  18. 18.
    Ishikawa H, Smiley JD, Ziff M (1976) Electron microscopic demonstration of immunoglobulin deposition in rheumatoid cartilage. Arthritis Rheum 18:563–576Google Scholar
  19. 19.
    Ugai K, Ishikawa H, Hirohata K (1983) Interaction of polymorphonuclear leukocytes with immune complexes trapped in rheumatoid articular cartilage. Arthritis Rheum 26:1434–1441Google Scholar
  20. 20.
    Weissman G (1977) Lysosomes and rheumatoid inflammation. Arthritis Rheum 20:s193-s204Google Scholar
  21. 21.
    Henson PM (1971) The immunologic release of constituents from neutrophilic leukocytes. I. The role of antibody and complement on non-phagocytable surface or phagocytosable particles. J Immunol 107:1535–1546Google Scholar
  22. 22.
    McCarty DJ (1976) Calcium pyrophosphate dihydrate crystal deposition disease-1975. Arthritis Rheum 19:275–285Google Scholar
  23. 23.
    Howell DS, Muniz O, Pita JC (1976) Pyrophosphate release by osteoarthritis cartilage incubates.

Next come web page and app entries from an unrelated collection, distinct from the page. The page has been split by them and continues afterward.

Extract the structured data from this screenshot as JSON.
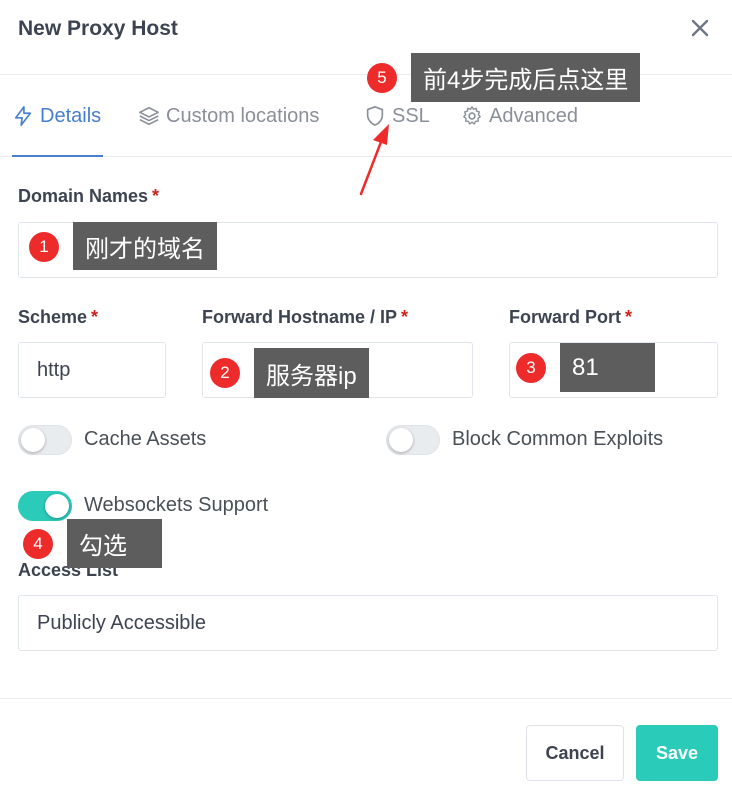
{
  "modal": {
    "title": "New Proxy Host"
  },
  "tabs": [
    {
      "label": "Details",
      "icon": "lightning-icon"
    },
    {
      "label": "Custom locations",
      "icon": "layers-icon"
    },
    {
      "label": "SSL",
      "icon": "shield-icon"
    },
    {
      "label": "Advanced",
      "icon": "gear-icon"
    }
  ],
  "form": {
    "domain_names": {
      "label": "Domain Names",
      "required": "*",
      "value": ""
    },
    "scheme": {
      "label": "Scheme",
      "required": "*",
      "value": "http"
    },
    "forward_hostname": {
      "label": "Forward Hostname / IP",
      "required": "*",
      "value": ""
    },
    "forward_port": {
      "label": "Forward Port",
      "required": "*",
      "value": ""
    },
    "toggles": {
      "cache_assets": {
        "label": "Cache Assets",
        "on": false
      },
      "block_common_exploits": {
        "label": "Block Common Exploits",
        "on": false
      },
      "websockets_support": {
        "label": "Websockets Support",
        "on": true
      }
    },
    "access_list": {
      "label": "Access List",
      "value": "Publicly Accessible"
    }
  },
  "footer": {
    "cancel_label": "Cancel",
    "save_label": "Save"
  },
  "annotations": [
    {
      "number": "1",
      "text": "刚才的域名"
    },
    {
      "number": "2",
      "text": "服务器ip"
    },
    {
      "number": "3",
      "text": "81"
    },
    {
      "number": "4",
      "text": "勾选"
    },
    {
      "number": "5",
      "text": "前4步完成后点这里"
    }
  ],
  "colors": {
    "accent": "#467fcf",
    "teal": "#2bcbba",
    "required": "#cd201f",
    "annotation_badge": "#ee2b2b",
    "annotation_box": "#5d5d5d"
  }
}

Arthritis Rheum 19:488–494Google Scholar
  24. 24.
    Rusell RGG, Biasz S, Fleisch H et al (1970) Inorganic pyrophosphate in plasma, urine, and synovial fluid of patients with pyrophosphate arthropathy (chondrocalcinosis or pseudogout). Lancet II:899–902Google Scholar
  25. 25.
    McCarty DJ, Solomon SD, Warnock ML (1971) Inorganic pyrophosphate concentrations in synovial fluid of arthritis patients. J Lab Clin Med 78:216–229Google Scholar
  26. 26.
    Silcox DC, McCarty DJ (1974) Elevated inorganic pyrophosphate concentration on synovial fluid in osteoarthritis and pseudogout. J Lab Clin Med 83:518–531Google Scholar
  27. 27.
    Camerlain M, McCarty DJ, Silcox DC et al (1975) Inorganic pyrophosphate pool size and turnover rate in arthritis joint. J Clin Invest 55:1373–1381Google Scholar
  28. 28.
    Bennet RM, Lehr JR, McCarty DJ (1976) Crystal shedding and acute pseudogout: a hypothesis based on a therapeutic failure. Arthritis Rheum 19:93–97Google Scholar

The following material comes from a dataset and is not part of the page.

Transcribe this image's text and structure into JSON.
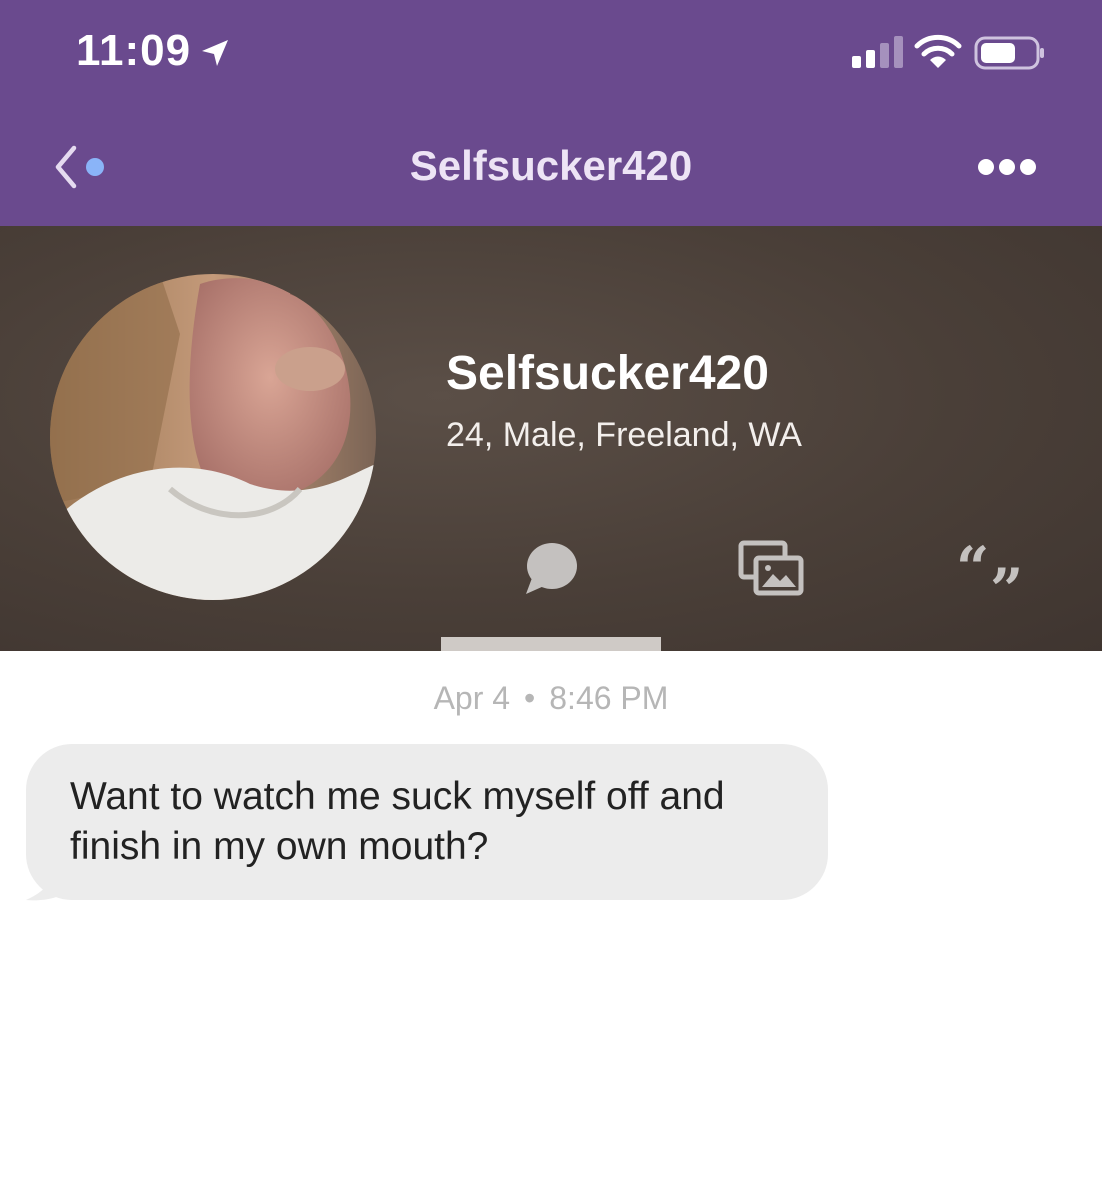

Copyright information

© Springer-Verlag 1987

Authors and Affiliations

  • H. Ishikawa
    • 1
  • Y. Ueba
    • 1
  • T. Isobe
    • 1
  • K. Hirohata
    • 2
  1. 1.School of Allied Medical SciencesKobe UniversityKobeJapan
  2. 2.Department of Orthopaedic SurgeryKobe University, School of MedicineKobeJapan

Personalised recommendations